START Source information

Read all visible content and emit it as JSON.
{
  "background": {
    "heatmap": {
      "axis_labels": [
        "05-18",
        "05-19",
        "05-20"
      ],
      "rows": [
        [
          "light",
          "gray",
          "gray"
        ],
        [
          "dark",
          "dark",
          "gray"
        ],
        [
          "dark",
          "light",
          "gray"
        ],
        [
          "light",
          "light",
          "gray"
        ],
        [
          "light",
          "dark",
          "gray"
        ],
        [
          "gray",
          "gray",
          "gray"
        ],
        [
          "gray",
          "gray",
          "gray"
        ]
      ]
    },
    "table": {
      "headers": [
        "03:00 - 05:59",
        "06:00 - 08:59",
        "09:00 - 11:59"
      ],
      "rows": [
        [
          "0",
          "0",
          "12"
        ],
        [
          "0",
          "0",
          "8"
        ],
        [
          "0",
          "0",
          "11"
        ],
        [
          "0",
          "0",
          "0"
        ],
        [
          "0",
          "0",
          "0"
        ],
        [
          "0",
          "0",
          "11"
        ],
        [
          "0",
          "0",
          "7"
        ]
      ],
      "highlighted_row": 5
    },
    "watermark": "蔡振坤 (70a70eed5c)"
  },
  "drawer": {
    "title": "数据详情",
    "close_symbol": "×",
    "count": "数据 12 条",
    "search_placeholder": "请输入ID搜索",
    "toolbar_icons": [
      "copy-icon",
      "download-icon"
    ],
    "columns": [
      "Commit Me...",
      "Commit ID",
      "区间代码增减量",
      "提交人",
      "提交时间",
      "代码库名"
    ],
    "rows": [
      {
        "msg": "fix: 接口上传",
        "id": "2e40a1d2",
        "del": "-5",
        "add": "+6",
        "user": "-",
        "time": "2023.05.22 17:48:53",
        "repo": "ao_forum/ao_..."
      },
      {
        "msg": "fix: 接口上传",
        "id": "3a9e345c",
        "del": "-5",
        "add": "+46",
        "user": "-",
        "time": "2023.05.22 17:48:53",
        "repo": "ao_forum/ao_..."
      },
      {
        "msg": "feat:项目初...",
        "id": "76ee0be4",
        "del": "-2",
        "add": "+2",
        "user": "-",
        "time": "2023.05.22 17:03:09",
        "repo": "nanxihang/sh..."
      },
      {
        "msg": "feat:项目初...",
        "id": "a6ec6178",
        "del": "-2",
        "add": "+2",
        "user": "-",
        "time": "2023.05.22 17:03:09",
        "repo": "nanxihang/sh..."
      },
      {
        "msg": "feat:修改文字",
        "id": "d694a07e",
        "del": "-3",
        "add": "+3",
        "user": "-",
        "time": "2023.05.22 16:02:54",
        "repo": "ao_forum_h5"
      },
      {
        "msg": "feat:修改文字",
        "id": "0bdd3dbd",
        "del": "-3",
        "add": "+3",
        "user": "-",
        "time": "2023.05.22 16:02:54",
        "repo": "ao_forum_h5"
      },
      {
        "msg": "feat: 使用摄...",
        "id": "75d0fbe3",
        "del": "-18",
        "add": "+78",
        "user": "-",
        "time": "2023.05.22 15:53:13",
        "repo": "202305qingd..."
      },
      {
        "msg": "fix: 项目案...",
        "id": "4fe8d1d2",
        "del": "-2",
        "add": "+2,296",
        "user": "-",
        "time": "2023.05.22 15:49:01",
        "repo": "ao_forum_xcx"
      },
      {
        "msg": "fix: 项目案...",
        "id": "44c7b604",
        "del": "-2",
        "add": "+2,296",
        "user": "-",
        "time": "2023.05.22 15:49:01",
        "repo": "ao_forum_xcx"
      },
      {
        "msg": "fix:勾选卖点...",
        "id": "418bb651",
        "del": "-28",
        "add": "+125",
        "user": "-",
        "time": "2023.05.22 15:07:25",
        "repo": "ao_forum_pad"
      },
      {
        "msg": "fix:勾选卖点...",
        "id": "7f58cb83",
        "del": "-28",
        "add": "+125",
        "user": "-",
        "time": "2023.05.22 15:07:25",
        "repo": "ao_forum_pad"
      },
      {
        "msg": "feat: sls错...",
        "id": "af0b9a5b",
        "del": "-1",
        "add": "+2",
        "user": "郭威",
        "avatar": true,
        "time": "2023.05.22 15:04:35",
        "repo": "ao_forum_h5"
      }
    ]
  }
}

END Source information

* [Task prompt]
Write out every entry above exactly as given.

* [Exercise answer]
Read all visible content and emit it as JSON.
{
  "background": {
    "heatmap": {
      "axis_labels": [
        "05-18",
        "05-19",
        "05-20"
      ],
      "rows": [
        [
          "light",
          "gray",
          "gray"
        ],
        [
          "dark",
          "dark",
          "gray"
        ],
        [
          "dark",
          "light",
          "gray"
        ],
        [
          "light",
          "light",
          "gray"
        ],
        [
          "light",
          "dark",
          "gray"
        ],
        [
          "gray",
          "gray",
          "gray"
        ],
        [
          "gray",
          "gray",
          "gray"
        ]
      ]
    },
    "table": {
      "headers": [
        "03:00 - 05:59",
        "06:00 - 08:59",
        "09:00 - 11:59"
      ],
      "rows": [
        [
          "0",
          "0",
          "12"
        ],
        [
          "0",
          "0",
          "8"
        ],
        [
          "0",
          "0",
          "11"
        ],
        [
          "0",
          "0",
          "0"
        ],
        [
          "0",
          "0",
          "0"
        ],
        [
          "0",
          "0",
          "11"
        ],
        [
          "0",
          "0",
          "7"
        ]
      ],
      "highlighted_row": 5
    },
    "watermark": "蔡振坤 (70a70eed5c)"
  },
  "drawer": {
    "title": "数据详情",
    "close_symbol": "×",
    "count": "数据 12 条",
    "search_placeholder": "请输入ID搜索",
    "toolbar_icons": [
      "copy-icon",
      "download-icon"
    ],
    "columns": [
      "Commit Me...",
      "Commit ID",
      "区间代码增减量",
      "提交人",
      "提交时间",
      "代码库名"
    ],
    "rows": [
      {
        "msg": "fix: 接口上传",
        "id": "2e40a1d2",
        "del": "-5",
        "add": "+6",
        "user": "-",
        "time": "2023.05.22 17:48:53",
        "repo": "ao_forum/ao_..."
      },
      {
        "msg": "fix: 接口上传",
        "id": "3a9e345c",
        "del": "-5",
        "add": "+46",
        "user": "-",
        "time": "2023.05.22 17:48:53",
        "repo": "ao_forum/ao_..."
      },
      {
        "msg": "feat:项目初...",
        "id": "76ee0be4",
        "del": "-2",
        "add": "+2",
        "user": "-",
        "time": "2023.05.22 17:03:09",
        "repo": "nanxihang/sh..."
      },
      {
        "msg": "feat:项目初...",
        "id": "a6ec6178",
        "del": "-2",
        "add": "+2",
        "user": "-",
        "time": "2023.05.22 17:03:09",
        "repo": "nanxihang/sh..."
      },
      {
        "msg": "feat:修改文字",
        "id": "d694a07e",
        "del": "-3",
        "add": "+3",
        "user": "-",
        "time": "2023.05.22 16:02:54",
        "repo": "ao_forum_h5"
      },
      {
        "msg": "feat:修改文字",
        "id": "0bdd3dbd",
        "del": "-3",
        "add": "+3",
        "user": "-",
        "time": "2023.05.22 16:02:54",
        "repo": "ao_forum_h5"
      },
      {
        "msg": "feat: 使用摄...",
        "id": "75d0fbe3",
        "del": "-18",
        "add": "+78",
        "user": "-",
        "time": "2023.05.22 15:53:13",
        "repo": "202305qingd..."
      },
      {
        "msg": "fix: 项目案...",
        "id": "4fe8d1d2",
        "del": "-2",
        "add": "+2,296",
        "user": "-",
        "time": "2023.05.22 15:49:01",
        "repo": "ao_forum_xcx"
      },
      {
        "msg": "fix: 项目案...",
        "id": "44c7b604",
        "del": "-2",
        "add": "+2,296",
        "user": "-",
        "time": "2023.05.22 15:49:01",
        "repo": "ao_forum_xcx"
      },
      {
        "msg": "fix:勾选卖点...",
        "id": "418bb651",
        "del": "-28",
        "add": "+125",
        "user": "-",
        "time": "2023.05.22 15:07:25",
        "repo": "ao_forum_pad"
      },
      {
        "msg": "fix:勾选卖点...",
        "id": "7f58cb83",
        "del": "-28",
        "add": "+125",
        "user": "-",
        "time": "2023.05.22 15:07:25",
        "repo": "ao_forum_pad"
      },
      {
        "msg": "feat: sls错...",
        "id": "af0b9a5b",
        "del": "-1",
        "add": "+2",
        "user": "郭威",
        "avatar": true,
        "time": "2023.05.22 15:04:35",
        "repo": "ao_forum_h5"
      }
    ]
  }
}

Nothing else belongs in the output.